Inform MD

Tell your healthcare provider if you or your child:

  • had a severe allergic reaction (e.g., anaphylaxis) after a previous dose of Decavac vaccine or any other tetanus toxoid or diphtheria toxoid-containing vaccine or any other component of this vaccine
  • are pregnant or plan to become pregnant
  • are breastfeeding
  • are allergic to latex

Tell you doctor about all the medicines you take including prescription and non-prescription medicines, vitamins, and herbal supplements. 

Decavac and Pregnancy

Tell your doctor if you are pregnant or plan to become pregnant.

The FDA categorizes medications based on safety for use during pregnancy. Five categories - A, B, C, D, and X, are used to classify the possible risks to an unborn baby when a medication is taken during pregnancy.

Decavac falls into category C. No studies have been conducted in animals, and no well-controlled studies have been done in pregnant women.
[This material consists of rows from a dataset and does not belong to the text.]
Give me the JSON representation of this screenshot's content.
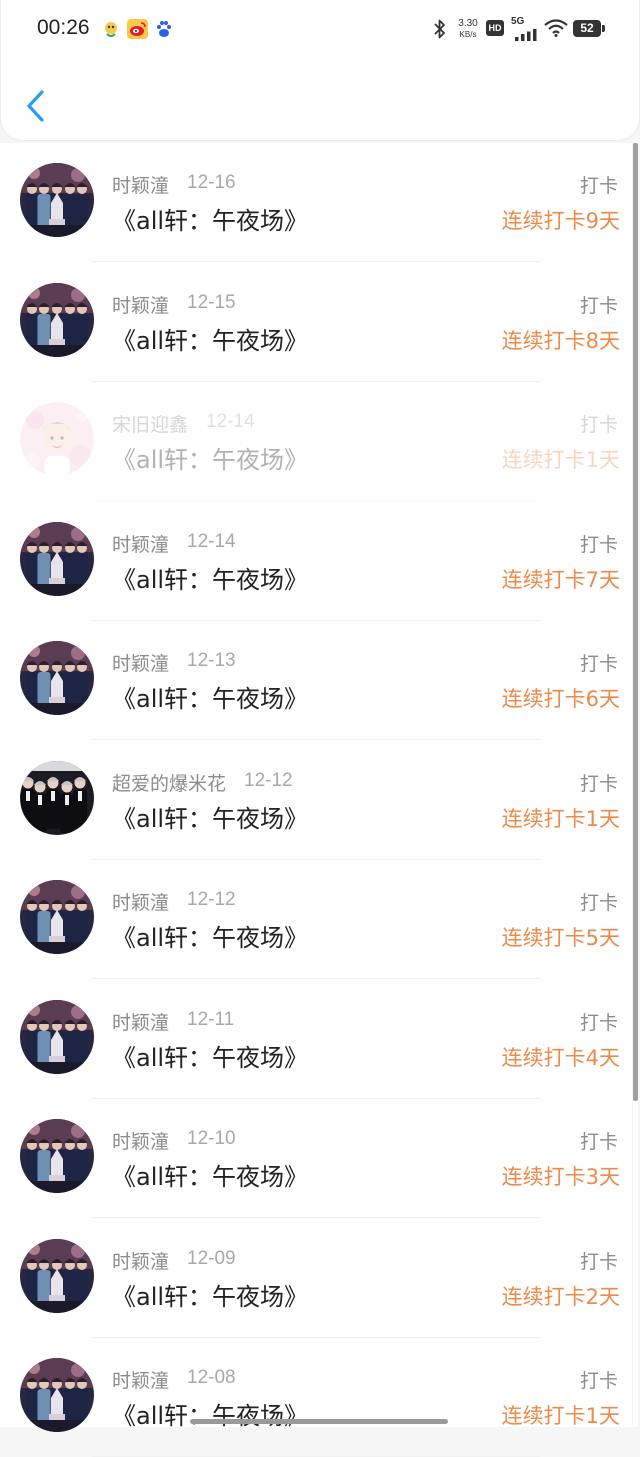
{
  "status_bar": {
    "time": "00:26",
    "apps": [
      {
        "icon": "app-notification-icon",
        "color": "#e8b33a"
      },
      {
        "icon": "weibo-icon",
        "color": "#e6162d"
      },
      {
        "icon": "baidu-paw-icon",
        "color": "#2f5fe3"
      }
    ],
    "network_speed": "3.30",
    "network_speed_unit": "KB/s",
    "hd_badge": "HD",
    "network_type": "5G",
    "battery": "52"
  },
  "header": {
    "back_icon": "chevron-left-icon",
    "accent_color": "#2e9bf0"
  },
  "list": {
    "items": [
      {
        "username": "时颖潼",
        "date": "12-16",
        "title": "《all轩：午夜场》",
        "type": "打卡",
        "streak": "连续打卡9天",
        "avatar": "avatar-group-photo",
        "faded": false
      },
      {
        "username": "时颖潼",
        "date": "12-15",
        "title": "《all轩：午夜场》",
        "type": "打卡",
        "streak": "连续打卡8天",
        "avatar": "avatar-group-photo",
        "faded": false
      },
      {
        "username": "宋旧迎鑫",
        "date": "12-14",
        "title": "《all轩：午夜场》",
        "type": "打卡",
        "streak": "连续打卡1天",
        "avatar": "avatar-pink-portrait",
        "faded": true
      },
      {
        "username": "时颖潼",
        "date": "12-14",
        "title": "《all轩：午夜场》",
        "type": "打卡",
        "streak": "连续打卡7天",
        "avatar": "avatar-group-photo",
        "faded": false
      },
      {
        "username": "时颖潼",
        "date": "12-13",
        "title": "《all轩：午夜场》",
        "type": "打卡",
        "streak": "连续打卡6天",
        "avatar": "avatar-group-photo",
        "faded": false
      },
      {
        "username": "超爱的爆米花",
        "date": "12-12",
        "title": "《all轩：午夜场》",
        "type": "打卡",
        "streak": "连续打卡1天",
        "avatar": "avatar-dark-group",
        "faded": false
      },
      {
        "username": "时颖潼",
        "date": "12-12",
        "title": "《all轩：午夜场》",
        "type": "打卡",
        "streak": "连续打卡5天",
        "avatar": "avatar-group-photo",
        "faded": false
      },
      {
        "username": "时颖潼",
        "date": "12-11",
        "title": "《all轩：午夜场》",
        "type": "打卡",
        "streak": "连续打卡4天",
        "avatar": "avatar-group-photo",
        "faded": false
      },
      {
        "username": "时颖潼",
        "date": "12-10",
        "title": "《all轩：午夜场》",
        "type": "打卡",
        "streak": "连续打卡3天",
        "avatar": "avatar-group-photo",
        "faded": false
      },
      {
        "username": "时颖潼",
        "date": "12-09",
        "title": "《all轩：午夜场》",
        "type": "打卡",
        "streak": "连续打卡2天",
        "avatar": "avatar-group-photo",
        "faded": false
      },
      {
        "username": "时颖潼",
        "date": "12-08",
        "title": "《all轩：午夜场》",
        "type": "打卡",
        "streak": "连续打卡1天",
        "avatar": "avatar-group-photo",
        "faded": false
      }
    ]
  },
  "colors": {
    "streak": "#ec8a4a",
    "secondary_text": "#8c8c8c",
    "primary_text": "#222222"
  }
}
Decavac should only be given to a pregnant woman if clearly needed. 

Decavac and Lactation

Tell your doctor is you are breastfeeding or plan to breastfeed. 

It is not known if Decavac crosses into human milk. Because some vaccines can cross into human milk and because of the possibility for serious adverse reactions in nursing infants with use of this vaccine, a choice should be made whether to stop nursing or stop the use of this vaccine. Your doctor and you will decide if the benefits outweigh the risk of using Decavac.

Decavac Usage

Decavac is a vaccine given by a healthcare provider as a shot into the upper arm.

Decavac Dosage

Decavac is a vaccine given as a shot by your healthcare provider. 

  • Decavac vaccine may be used in persons 7 years of age and older who have not been immunized previously against tetanus and diphtheria or who have begun a primary immunization series but did not complete it. The primary immunization series consists of three 0.5 mL doses. The first two doses are administered at least 4 weeks apart and the third dose is administered at least 6 months after the second dose.
  • Routine booster immunization against tetanus and diphtheria is recommended in children 11-12 years of age and every 10 years thereafter.
  • Decavac vaccine is approved for wound management of patients 7 years of age and older. The need for active immunization with a tetanus toxoid-containing preparation, with or without Tetanus Immune Globulin (TIG) (Human) depends on both the condition of the wound and the patient's vaccination history.
  • Decavac vaccine may be used for post-exposure diphtheria prophylaxis in persons 7 years of age and older who have not completed primary vaccination, whose vaccination status is unknown, or who have not been vaccinated with diphtheria toxoid within the previous 5 years. Consult ACIP recommendations for additional interventions for post-exposure diphtheria prophylaxis.

Decavac Overdose

Decavac is administered by a healthcare provider in a medical setting. It is unlikely that an overdose will occur in this setting. However, if overdoes is suspected, seek emergency medical attention.